[TASK DIRECTIONS] Each entry below should be printed exactly, with every image left out.

*** Opening SUPPLIED MATERIAL ***

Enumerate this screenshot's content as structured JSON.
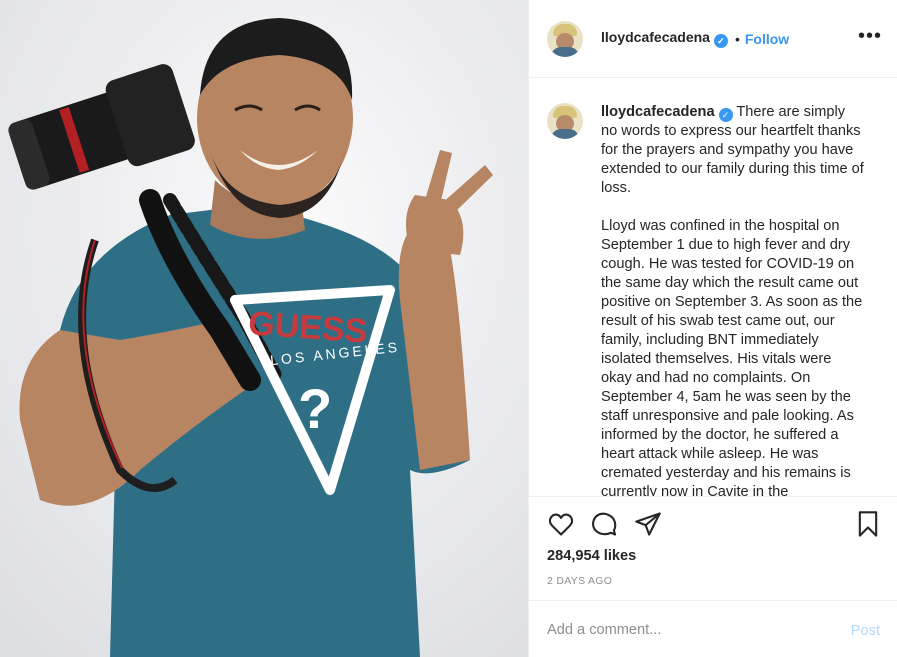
{
  "post": {
    "image_alt": "Photo of a smiling man in a teal GUESS Los Angeles shirt holding a camera on a tripod and making a peace sign",
    "shirt_brand": "GUESS",
    "shirt_city": "LOS ANGELES",
    "shirt_mark": "?"
  },
  "header": {
    "username": "lloydcafecadena",
    "verified_glyph": "✓",
    "separator": "•",
    "follow_label": "Follow",
    "more_label": "•••"
  },
  "caption": {
    "username": "lloydcafecadena",
    "text": " There are simply no words to express our heartfelt thanks for the prayers and sympathy you have extended to our family during this time of loss.\n\nLloyd was confined in the hospital on September 1 due to high fever and dry cough. He was tested for COVID-19 on the same day which the result came out positive on September 3. As soon as the result of his swab test came out, our family, including BNT immediately isolated themselves. His vitals were okay and had no complaints. On September 4, 5am he was seen by the staff unresponsive and pale looking. As informed by the doctor, he suffered a heart attack while asleep. He was cremated yesterday and his remains is currently now in Cavite in the"
  },
  "actions": {
    "icons": [
      "heart-icon",
      "comment-icon",
      "share-icon",
      "bookmark-icon"
    ]
  },
  "stats": {
    "likes": "284,954 likes",
    "date": "2 DAYS AGO"
  },
  "comment": {
    "placeholder": "Add a comment...",
    "post_label": "Post"
  },
  "colors": {
    "accent": "#3897f0",
    "post_disabled": "#b3dbff",
    "shirt": "#2f6f86",
    "text": "#262626",
    "muted": "#8e8e8e"
  }
}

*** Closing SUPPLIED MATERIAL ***

[THE ANSWER]
Enumerate this screenshot's content as structured JSON.
{
  "post": {
    "image_alt": "Photo of a smiling man in a teal GUESS Los Angeles shirt holding a camera on a tripod and making a peace sign",
    "shirt_brand": "GUESS",
    "shirt_city": "LOS ANGELES",
    "shirt_mark": "?"
  },
  "header": {
    "username": "lloydcafecadena",
    "verified_glyph": "✓",
    "separator": "•",
    "follow_label": "Follow",
    "more_label": "•••"
  },
  "caption": {
    "username": "lloydcafecadena",
    "text": " There are simply no words to express our heartfelt thanks for the prayers and sympathy you have extended to our family during this time of loss.\n\nLloyd was confined in the hospital on September 1 due to high fever and dry cough. He was tested for COVID-19 on the same day which the result came out positive on September 3. As soon as the result of his swab test came out, our family, including BNT immediately isolated themselves. His vitals were okay and had no complaints. On September 4, 5am he was seen by the staff unresponsive and pale looking. As informed by the doctor, he suffered a heart attack while asleep. He was cremated yesterday and his remains is currently now in Cavite in the"
  },
  "actions": {
    "icons": [
      "heart-icon",
      "comment-icon",
      "share-icon",
      "bookmark-icon"
    ]
  },
  "stats": {
    "likes": "284,954 likes",
    "date": "2 DAYS AGO"
  },
  "comment": {
    "placeholder": "Add a comment...",
    "post_label": "Post"
  },
  "colors": {
    "accent": "#3897f0",
    "post_disabled": "#b3dbff",
    "shirt": "#2f6f86",
    "text": "#262626",
    "muted": "#8e8e8e"
  }
}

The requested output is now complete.